The rook is a bird heavily weighed down by myth and symbolism. They were a bird of death and misery, much like the raven. A new rookery near your house was unlucky. They staged ‘parliaments’ where they tried and sentenced their own. Plague doctors dressed in black robes with a grey peak, aping the appearance of the rook (although there is some evidence this may have been coincidental). Speak to non-birders, even some birders for that matter, and words like ‘sinister’, ‘ominous’ and even ‘ugly’ are used.
Unsurprisingly, all of this is deeply unfair. Rooks parliaments exist because they are probably the most social of UK corvids, remaining in their tight-knit rookeries all year round while others may move to a more individual existence. Such numbers are great for keeping the colony safe, but add to the sense of intimidation. Especially if you get a rookery with tens of thousands of birds.
The idea they are ugly, and that plague doctor thing, comes from the absence of feathers around the base of the pale grey bill. This gives a drawn, even skeletal appearance. But that certainly doesn’t make them ugly. In fact it is a practical adaptation that benefits hygiene when rooting around in fields, or even feeding on carrion.

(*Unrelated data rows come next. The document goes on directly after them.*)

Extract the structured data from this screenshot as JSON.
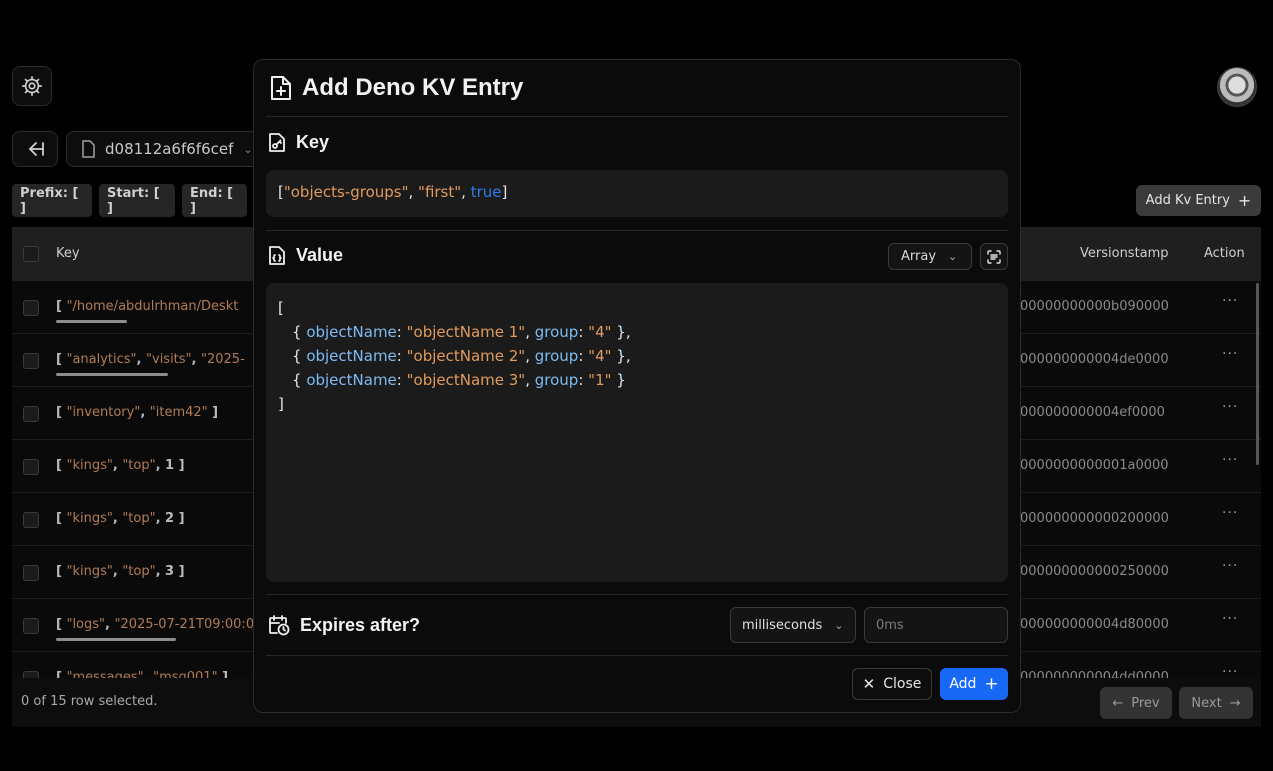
{
  "app": {
    "database_name": "d08112a6f6f6cef",
    "filters": {
      "prefix": "Prefix: [ ]",
      "start": "Start: [ ]",
      "end": "End: [ ]"
    },
    "add_entry_label": "Add Kv Entry",
    "table": {
      "columns": {
        "key": "Key",
        "versionstamp": "Versionstamp",
        "action": "Action"
      },
      "rows": [
        {
          "key_parts": [
            "\"/home/abdulrhman/Deskt"
          ],
          "versionstamp": "00000000000b090000",
          "bar_fraction": 0.47
        },
        {
          "key_parts": [
            "\"analytics\"",
            "\"visits\"",
            "\"2025-"
          ],
          "versionstamp": "000000000004de0000",
          "bar_fraction": 0.74
        },
        {
          "key_parts": [
            "\"inventory\"",
            "\"item42\""
          ],
          "versionstamp": "000000000004ef0000",
          "bar_fraction": 0
        },
        {
          "key_parts": [
            "\"kings\"",
            "\"top\"",
            "1"
          ],
          "versionstamp": "0000000000001a0000",
          "bar_fraction": 0
        },
        {
          "key_parts": [
            "\"kings\"",
            "\"top\"",
            "2"
          ],
          "versionstamp": "000000000000200000",
          "bar_fraction": 0
        },
        {
          "key_parts": [
            "\"kings\"",
            "\"top\"",
            "3"
          ],
          "versionstamp": "000000000000250000",
          "bar_fraction": 0
        },
        {
          "key_parts": [
            "\"logs\"",
            "\"2025-07-21T09:00:0"
          ],
          "versionstamp": "000000000004d80000",
          "bar_fraction": 0.79
        },
        {
          "key_parts": [
            "\"messages\"",
            "\"msg001\""
          ],
          "versionstamp": "000000000004dd0000",
          "bar_fraction": 0
        }
      ],
      "selection_status": "0 of 15 row selected."
    },
    "pagination": {
      "prev_label": "Prev",
      "next_label": "Next"
    }
  },
  "modal": {
    "title": "Add Deno KV Entry",
    "key_section": {
      "title": "Key",
      "tokens": [
        {
          "t": "[",
          "c": "p"
        },
        {
          "t": "\"objects-groups\"",
          "c": "s"
        },
        {
          "t": ", ",
          "c": "p"
        },
        {
          "t": "\"first\"",
          "c": "s"
        },
        {
          "t": ", ",
          "c": "p"
        },
        {
          "t": "true",
          "c": "b"
        },
        {
          "t": "]",
          "c": "p"
        }
      ]
    },
    "value_section": {
      "title": "Value",
      "type_selected": "Array",
      "lines": [
        {
          "indent": 0,
          "tokens": [
            {
              "t": "[",
              "c": "p"
            }
          ]
        },
        {
          "indent": 1,
          "tokens": [
            {
              "t": "{ ",
              "c": "p"
            },
            {
              "t": "objectName",
              "c": "k"
            },
            {
              "t": ": ",
              "c": "p"
            },
            {
              "t": "\"objectName 1\"",
              "c": "s"
            },
            {
              "t": ", ",
              "c": "p"
            },
            {
              "t": "group",
              "c": "k"
            },
            {
              "t": ": ",
              "c": "p"
            },
            {
              "t": "\"4\"",
              "c": "s"
            },
            {
              "t": " },",
              "c": "p"
            }
          ]
        },
        {
          "indent": 1,
          "tokens": [
            {
              "t": "{ ",
              "c": "p"
            },
            {
              "t": "objectName",
              "c": "k"
            },
            {
              "t": ": ",
              "c": "p"
            },
            {
              "t": "\"objectName 2\"",
              "c": "s"
            },
            {
              "t": ", ",
              "c": "p"
            },
            {
              "t": "group",
              "c": "k"
            },
            {
              "t": ": ",
              "c": "p"
            },
            {
              "t": "\"4\"",
              "c": "s"
            },
            {
              "t": " },",
              "c": "p"
            }
          ]
        },
        {
          "indent": 1,
          "tokens": [
            {
              "t": "{ ",
              "c": "p"
            },
            {
              "t": "objectName",
              "c": "k"
            },
            {
              "t": ": ",
              "c": "p"
            },
            {
              "t": "\"objectName 3\"",
              "c": "s"
            },
            {
              "t": ", ",
              "c": "p"
            },
            {
              "t": "group",
              "c": "k"
            },
            {
              "t": ": ",
              "c": "p"
            },
            {
              "t": "\"1\"",
              "c": "s"
            },
            {
              "t": " }",
              "c": "p"
            }
          ]
        },
        {
          "indent": 0,
          "tokens": [
            {
              "t": "]",
              "c": "p"
            }
          ]
        }
      ]
    },
    "expires_section": {
      "title": "Expires after?",
      "unit_selected": "milliseconds",
      "input_value": "",
      "input_placeholder": "0ms"
    },
    "close_label": "Close",
    "add_label": "Add"
  },
  "colors": {
    "accent": "#1668f5",
    "string": "#e09a5c",
    "object_key": "#7dbbf2",
    "boolean": "#2b7de9",
    "table_string": "#b07c55"
  },
  "icons": [
    "gear-icon",
    "back-arrow-icon",
    "file-icon",
    "chevron-down-icon",
    "plus-icon",
    "file-plus-icon",
    "file-key-icon",
    "file-braces-icon",
    "scan-text-icon",
    "calendar-clock-icon",
    "close-icon",
    "arrow-left-icon",
    "arrow-right-icon",
    "more-horizontal-icon"
  ]
}
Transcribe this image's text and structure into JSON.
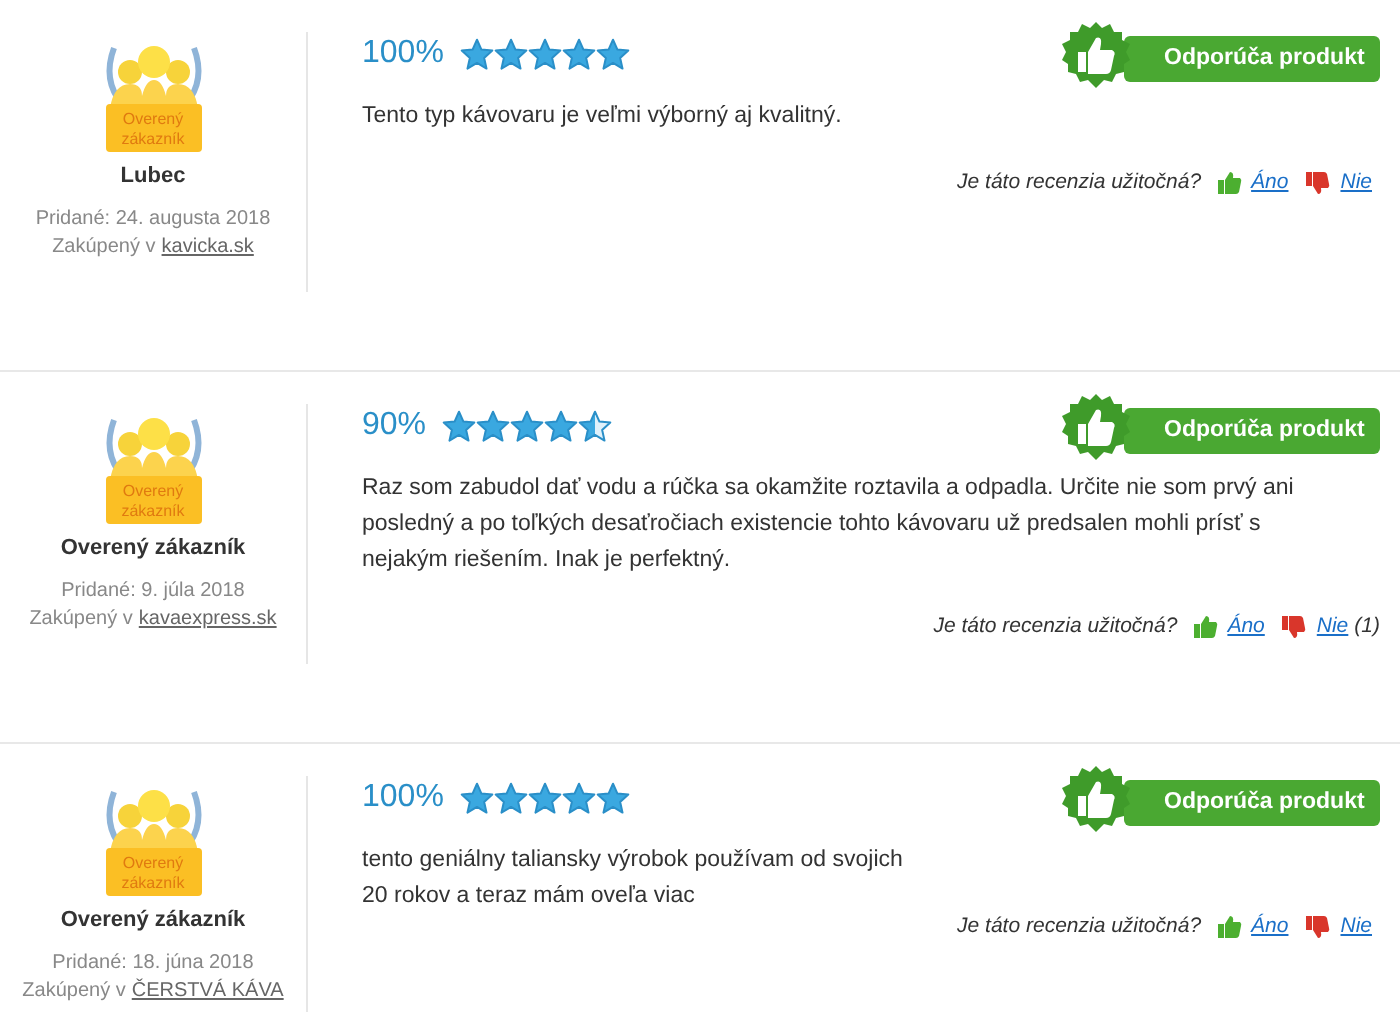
{
  "reviews": [
    {
      "badge_label": "Overený zákazník",
      "author": "Lubec",
      "added": "Pridané: 24. augusta 2018",
      "purchased_prefix": "Zakúpený v",
      "shop": "kavicka.sk",
      "percent": "100%",
      "stars": 5,
      "text": "Tento typ kávovaru je veľmi výborný aj kvalitný.",
      "recommend": "Odporúča produkt",
      "helpful_question": "Je táto recenzia užitočná?",
      "yes_label": "Áno",
      "no_label": "Nie"
    },
    {
      "badge_label": "Overený zákazník",
      "author": "Overený zákazník",
      "added": "Pridané: 9. júla 2018",
      "purchased_prefix": "Zakúpený v",
      "shop": "kavaexpress.sk",
      "percent": "90%",
      "stars": 4.5,
      "text": "Raz som zabudol dať vodu a rúčka sa okamžite roztavila a odpadla. Určite nie som prvý ani posledný a po toľkých desaťročiach existencie tohto kávovaru už predsalen mohli prísť s nejakým riešením. Inak je perfektný.",
      "recommend": "Odporúča produkt",
      "helpful_question": "Je táto recenzia užitočná?",
      "yes_label": "Áno",
      "no_label": "Nie",
      "no_count": "(1)"
    },
    {
      "badge_label": "Overený zákazník",
      "author": "Overený zákazník",
      "added": "Pridané: 18. júna 2018",
      "purchased_prefix": "Zakúpený v",
      "shop": "ČERSTVÁ KÁVA",
      "percent": "100%",
      "stars": 5,
      "text": "tento geniálny taliansky výrobok používam od svojich\n20 rokov a teraz mám oveľa viac",
      "recommend": "Odporúča produkt",
      "helpful_question": "Je táto recenzia užitočná?",
      "yes_label": "Áno",
      "no_label": "Nie"
    }
  ]
}
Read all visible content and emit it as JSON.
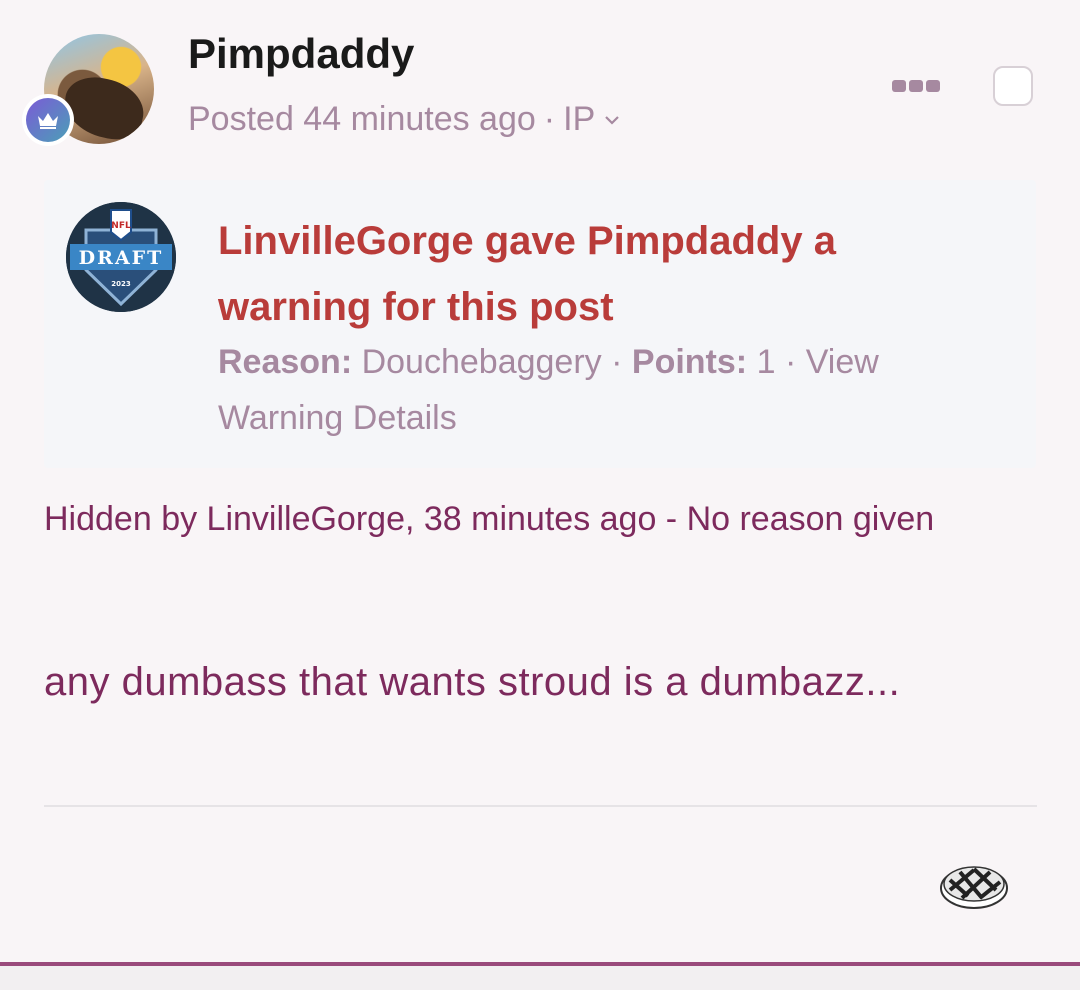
{
  "post": {
    "username": "Pimpdaddy",
    "posted_text": "Posted 44 minutes ago",
    "separator": "·",
    "ip_label": "IP"
  },
  "warning": {
    "title": "LinvilleGorge gave Pimpdaddy a warning for this post",
    "reason_label": "Reason:",
    "reason_value": "Douchebaggery",
    "points_label": "Points:",
    "points_value": "1",
    "separator": "·",
    "link_text": "View Warning Details",
    "avatar_text": "DRAFT",
    "avatar_logo_text": "NFL",
    "avatar_year": "2023"
  },
  "hidden_note": "Hidden by LinvilleGorge, 38 minutes ago - No reason given",
  "content": "any dumbass that wants stroud is a dumbazz...",
  "colors": {
    "warning_title": "#b93c3a",
    "meta": "#a689a0",
    "content": "#7d2a5d",
    "accent_border": "#9a4a7c"
  },
  "icons": {
    "more": "ellipsis-icon",
    "badge": "crown-icon",
    "reaction": "pie-reaction-icon",
    "ip_dropdown": "chevron-down-icon"
  }
}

They also have the most beautiful iridescent feathers, not a pure black as they can appear, more a shimmering blue-green. Also, like all the corvids, they are unusually intelligent, passing tests around tool use and even showing a rudimentary understanding of the concept of gravity.
What the rook is not connected to is the chess piece, also known as the castle. In that case, Rook comes from the Persian for ‘chariot’.